At the risk of seeming redundant if Buzzfeed has already posted 17 versions of “23 SNL stars we cannot live without,” Bill Hader’s announced departure from Saturday Night Live made me ponder who my favorite SNL stars of all time are. I wrote it on my Facebook page and all hell broke loose. My criteria for choosing may explain why the four I have are the four I have, but it won’t appease all/most of you so feel free to leave your homophobic and questioning-my-mental-state type comments in the comments section. I chose Eddie Murphy, Phil Hartman, Will Ferrell and Bill Hader. I got a lot of heat for neglecting several names. First their were the folks I call the conservative SNL fans – the ones that want an original member on – Bill Murray, John Belushi and Dan Aykroyd were the three names mentioned most often in that order. Then there were the folks in my age range and a little older who wanted their pre-teen and teenage nostalgia represented with Dana Carvey, Mike Myers, Chris Farley and to one delusional, but well-meaning soul, Adam Sandler. And lastly there are the folks who clamor for Kristen Wiig or Gilda Radner, but I am not the Huffington Post Twitter recommendations! Kristen Wiig is like the Carmelo Anthony of SNL – very talented, but took so many shots (Kristen Wiig was in 107% of SNL sketches in her final two seasons) that stats appear bigger than impact. If I had to replace Hader (because to me he is admittedly the most tenuous selection of the four – only Bill Murray or Dana Carvey could take his place, but I stuck with Hader. My criteria was simple (and has nothing to do with post/outside show successes):
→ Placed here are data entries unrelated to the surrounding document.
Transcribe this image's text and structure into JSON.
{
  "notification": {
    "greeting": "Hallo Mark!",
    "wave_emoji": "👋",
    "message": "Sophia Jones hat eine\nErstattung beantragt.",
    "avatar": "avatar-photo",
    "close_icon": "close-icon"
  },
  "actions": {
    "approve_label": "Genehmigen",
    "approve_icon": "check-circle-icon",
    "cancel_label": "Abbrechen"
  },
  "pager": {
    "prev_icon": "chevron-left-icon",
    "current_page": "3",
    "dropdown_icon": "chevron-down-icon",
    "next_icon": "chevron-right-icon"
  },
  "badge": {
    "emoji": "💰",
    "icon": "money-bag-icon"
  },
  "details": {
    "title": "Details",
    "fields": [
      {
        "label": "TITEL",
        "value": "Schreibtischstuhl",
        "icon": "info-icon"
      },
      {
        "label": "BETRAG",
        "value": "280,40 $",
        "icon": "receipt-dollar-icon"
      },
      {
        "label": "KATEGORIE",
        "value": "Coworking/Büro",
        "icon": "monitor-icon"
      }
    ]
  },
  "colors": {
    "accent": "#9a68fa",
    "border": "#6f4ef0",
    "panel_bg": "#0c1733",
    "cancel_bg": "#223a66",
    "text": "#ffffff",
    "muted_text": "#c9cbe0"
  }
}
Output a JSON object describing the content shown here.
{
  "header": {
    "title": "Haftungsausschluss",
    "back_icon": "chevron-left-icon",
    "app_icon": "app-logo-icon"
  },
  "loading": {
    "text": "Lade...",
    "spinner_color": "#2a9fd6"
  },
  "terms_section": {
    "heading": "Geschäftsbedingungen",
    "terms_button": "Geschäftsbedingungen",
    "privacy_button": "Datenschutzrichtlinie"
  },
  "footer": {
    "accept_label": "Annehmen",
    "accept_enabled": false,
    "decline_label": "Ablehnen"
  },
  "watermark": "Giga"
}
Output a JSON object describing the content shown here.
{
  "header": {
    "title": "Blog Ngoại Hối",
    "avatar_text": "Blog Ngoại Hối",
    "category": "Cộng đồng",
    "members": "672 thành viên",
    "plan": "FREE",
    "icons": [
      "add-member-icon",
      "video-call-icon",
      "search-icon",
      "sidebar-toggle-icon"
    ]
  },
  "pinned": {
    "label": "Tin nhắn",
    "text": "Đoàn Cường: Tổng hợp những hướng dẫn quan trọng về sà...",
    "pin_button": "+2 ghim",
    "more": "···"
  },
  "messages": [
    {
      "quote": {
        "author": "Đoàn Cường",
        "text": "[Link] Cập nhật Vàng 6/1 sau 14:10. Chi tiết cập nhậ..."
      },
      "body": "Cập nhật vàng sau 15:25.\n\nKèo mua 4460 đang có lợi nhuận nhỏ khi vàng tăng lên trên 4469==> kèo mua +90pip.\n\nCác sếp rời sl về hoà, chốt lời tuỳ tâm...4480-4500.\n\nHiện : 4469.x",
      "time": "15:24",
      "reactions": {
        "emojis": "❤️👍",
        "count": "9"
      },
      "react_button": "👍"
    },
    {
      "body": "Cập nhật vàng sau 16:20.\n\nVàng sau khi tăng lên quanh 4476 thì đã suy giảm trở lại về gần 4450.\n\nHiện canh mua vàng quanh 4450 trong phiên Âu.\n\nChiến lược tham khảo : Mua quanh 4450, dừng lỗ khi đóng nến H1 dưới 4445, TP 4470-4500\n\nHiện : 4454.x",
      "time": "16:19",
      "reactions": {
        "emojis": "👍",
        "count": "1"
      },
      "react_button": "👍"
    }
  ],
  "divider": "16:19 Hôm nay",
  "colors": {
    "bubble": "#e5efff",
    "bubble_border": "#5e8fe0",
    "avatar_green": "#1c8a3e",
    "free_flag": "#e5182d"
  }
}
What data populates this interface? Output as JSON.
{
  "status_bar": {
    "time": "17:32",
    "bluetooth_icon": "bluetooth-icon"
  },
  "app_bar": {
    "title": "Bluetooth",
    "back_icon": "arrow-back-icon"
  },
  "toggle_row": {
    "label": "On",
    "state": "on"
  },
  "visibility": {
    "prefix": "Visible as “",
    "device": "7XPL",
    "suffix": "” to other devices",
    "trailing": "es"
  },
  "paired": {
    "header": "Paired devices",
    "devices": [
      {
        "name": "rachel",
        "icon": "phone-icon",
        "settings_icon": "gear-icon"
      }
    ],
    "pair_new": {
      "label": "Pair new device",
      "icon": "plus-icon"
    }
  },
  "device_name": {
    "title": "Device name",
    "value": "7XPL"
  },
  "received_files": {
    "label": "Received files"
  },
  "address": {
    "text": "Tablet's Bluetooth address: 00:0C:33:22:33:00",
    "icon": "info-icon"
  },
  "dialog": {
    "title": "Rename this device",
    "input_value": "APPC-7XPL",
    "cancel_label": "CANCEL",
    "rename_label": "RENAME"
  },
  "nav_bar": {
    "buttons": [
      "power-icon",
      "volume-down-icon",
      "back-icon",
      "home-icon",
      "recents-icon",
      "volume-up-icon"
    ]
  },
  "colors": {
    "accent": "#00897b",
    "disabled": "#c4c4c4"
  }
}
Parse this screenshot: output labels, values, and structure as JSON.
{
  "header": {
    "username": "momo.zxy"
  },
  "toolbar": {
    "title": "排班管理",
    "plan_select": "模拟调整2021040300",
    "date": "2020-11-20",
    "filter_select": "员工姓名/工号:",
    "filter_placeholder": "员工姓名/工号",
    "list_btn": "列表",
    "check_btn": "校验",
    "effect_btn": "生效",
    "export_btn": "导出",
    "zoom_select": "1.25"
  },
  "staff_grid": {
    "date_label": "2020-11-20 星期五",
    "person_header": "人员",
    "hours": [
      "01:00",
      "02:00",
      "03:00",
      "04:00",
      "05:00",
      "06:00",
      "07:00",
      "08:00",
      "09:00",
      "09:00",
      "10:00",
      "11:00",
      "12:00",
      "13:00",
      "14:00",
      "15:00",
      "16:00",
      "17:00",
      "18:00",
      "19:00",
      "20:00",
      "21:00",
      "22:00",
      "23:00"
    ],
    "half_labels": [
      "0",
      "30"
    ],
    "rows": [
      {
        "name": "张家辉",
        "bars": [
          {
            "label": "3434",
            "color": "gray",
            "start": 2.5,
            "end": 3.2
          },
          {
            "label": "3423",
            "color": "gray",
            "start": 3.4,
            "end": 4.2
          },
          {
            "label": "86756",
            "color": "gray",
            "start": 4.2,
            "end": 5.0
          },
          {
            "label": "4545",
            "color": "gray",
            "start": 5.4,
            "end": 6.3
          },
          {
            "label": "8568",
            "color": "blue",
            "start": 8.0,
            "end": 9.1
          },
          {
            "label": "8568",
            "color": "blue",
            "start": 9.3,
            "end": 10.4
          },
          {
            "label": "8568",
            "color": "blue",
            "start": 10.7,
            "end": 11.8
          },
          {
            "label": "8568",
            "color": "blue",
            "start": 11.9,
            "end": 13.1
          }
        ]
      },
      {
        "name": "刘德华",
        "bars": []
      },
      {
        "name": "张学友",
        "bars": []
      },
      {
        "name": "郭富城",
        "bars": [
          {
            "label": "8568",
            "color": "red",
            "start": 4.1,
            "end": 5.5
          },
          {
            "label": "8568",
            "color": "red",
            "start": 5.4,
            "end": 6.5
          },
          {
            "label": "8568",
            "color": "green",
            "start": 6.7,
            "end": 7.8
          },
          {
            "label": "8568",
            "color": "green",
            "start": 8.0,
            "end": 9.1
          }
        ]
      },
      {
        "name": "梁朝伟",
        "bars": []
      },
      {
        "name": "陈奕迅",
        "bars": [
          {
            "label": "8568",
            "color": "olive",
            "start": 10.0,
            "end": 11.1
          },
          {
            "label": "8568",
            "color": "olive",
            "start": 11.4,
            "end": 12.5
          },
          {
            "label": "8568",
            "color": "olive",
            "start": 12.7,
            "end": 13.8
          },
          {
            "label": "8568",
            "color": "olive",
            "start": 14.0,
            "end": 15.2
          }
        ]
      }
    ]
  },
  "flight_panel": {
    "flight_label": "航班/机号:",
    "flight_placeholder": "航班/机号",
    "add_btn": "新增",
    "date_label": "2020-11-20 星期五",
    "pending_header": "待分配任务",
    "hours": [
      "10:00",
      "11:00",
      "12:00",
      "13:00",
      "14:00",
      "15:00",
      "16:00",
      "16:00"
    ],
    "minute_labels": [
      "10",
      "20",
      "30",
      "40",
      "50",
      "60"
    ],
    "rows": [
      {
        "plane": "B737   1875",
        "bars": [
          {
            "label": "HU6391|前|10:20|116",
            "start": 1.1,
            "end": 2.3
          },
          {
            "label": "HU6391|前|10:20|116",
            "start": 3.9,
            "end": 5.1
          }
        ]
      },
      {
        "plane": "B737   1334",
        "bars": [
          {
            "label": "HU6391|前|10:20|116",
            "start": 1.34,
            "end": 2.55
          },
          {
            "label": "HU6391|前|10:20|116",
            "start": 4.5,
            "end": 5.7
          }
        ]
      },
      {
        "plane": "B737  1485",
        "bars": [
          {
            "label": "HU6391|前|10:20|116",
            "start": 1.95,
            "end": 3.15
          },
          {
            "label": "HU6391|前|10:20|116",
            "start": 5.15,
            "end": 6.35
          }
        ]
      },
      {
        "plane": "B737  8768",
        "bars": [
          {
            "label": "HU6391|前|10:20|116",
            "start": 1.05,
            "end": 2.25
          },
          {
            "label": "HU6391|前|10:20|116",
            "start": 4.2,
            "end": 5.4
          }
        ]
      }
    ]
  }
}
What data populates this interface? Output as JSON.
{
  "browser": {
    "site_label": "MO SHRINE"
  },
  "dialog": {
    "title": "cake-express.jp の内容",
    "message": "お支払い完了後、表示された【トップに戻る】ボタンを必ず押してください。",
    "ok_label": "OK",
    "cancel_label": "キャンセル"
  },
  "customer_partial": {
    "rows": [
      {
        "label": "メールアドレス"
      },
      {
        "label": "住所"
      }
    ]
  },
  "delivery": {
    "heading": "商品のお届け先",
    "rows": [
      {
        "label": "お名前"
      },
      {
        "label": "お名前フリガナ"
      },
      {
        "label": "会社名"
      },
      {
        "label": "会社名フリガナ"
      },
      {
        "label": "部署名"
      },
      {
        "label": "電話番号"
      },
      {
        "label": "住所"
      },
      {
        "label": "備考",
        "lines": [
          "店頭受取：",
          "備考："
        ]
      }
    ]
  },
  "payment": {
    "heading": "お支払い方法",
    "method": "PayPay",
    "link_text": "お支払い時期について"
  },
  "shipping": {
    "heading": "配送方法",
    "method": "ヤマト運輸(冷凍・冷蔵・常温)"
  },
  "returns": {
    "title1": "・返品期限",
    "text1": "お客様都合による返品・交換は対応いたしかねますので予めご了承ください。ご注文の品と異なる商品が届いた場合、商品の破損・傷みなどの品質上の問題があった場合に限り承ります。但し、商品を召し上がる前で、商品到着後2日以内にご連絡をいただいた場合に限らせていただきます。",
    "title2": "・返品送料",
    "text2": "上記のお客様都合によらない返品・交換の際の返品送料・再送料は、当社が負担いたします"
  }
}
- Versatility – impressions and inventing new characters.
- Stature on the show – were they a pillar of their era
- Do I still laugh at them today?
Now admittedly this criteria will favor modern comic talent more, which is what makes Eddie Murphy even more amazing. He very well might be #1 overall and emerged in the earlier phase of the show. But this is what I picked so here it is:
Versatility – I don’t think anyone can dispute the versatility of the men I chose. They did both iconic impressions, but also created many original characters/sketch ideas. This is where someone like Dana Carvey would stand out and be right at the top of an all-time SNL list. But this is only one category.
Stature on the show – each person was a big time player on the show and was undoubtedly the best on the show at the peak of their respective SNL careers. But of course to some people on my Facebook comment stream ignoring the original pillars of Murray, Belushi, Aykroyd, etc. is sacrilegious. Murray would be the only guy I would come close to replacing Hader with, but part of me feels like that would be me incorporating his terrific and long film career into the mix subconsciously (though Hyde Park on Hudson was one of the worst movies I’ve ever seen). But like versatility I need more than just one category dominance.
Do I still laugh at them today – yes for all four. Though Bill Murray”s Lounge Singer act was something I still laugh at, the majority of early SNL just makes me smile. I do love Dan Aykroyd’s shady toy seller character as much as anything that has been on, but those are isolated examples. I find Murphy, Hartman, Ferrell and Hader to be great in just about everything they did and can laugh at a majority of their work right now. I understand the show as a whole has been better than it is now (as well as more culturally relevant), but that should not penalize Hader who is absurdly gifted and will leave a huge whole in the show. I understand there is a modern bias because humor on SNL has developed in large part thanks to the early efforts and development of sketch comedy on the show. But Dana Carvey impressions and sketches do not make me laugh the way they once did (“Chopping Broccoli” is an exception) and a lot of the general early stuff doesn’t get me going anymore. Farley was hilarious, but I do not see him as having the body of work (in part because of tragedy) or versatility of the other guys on the list. The guys on the list were alpha dogs during their time. It is easier to be a 3 sketch supporting second tier guy, I imagine, than to be the guy who most of the writers are trying to write for. Each of my selections was “the guy” at some point. So Murphy, Hartman, Ferrell and Hader – congrats!
Of course if this was all sketch comedy I might put Jim Carrey’s work on In Living Color above them all.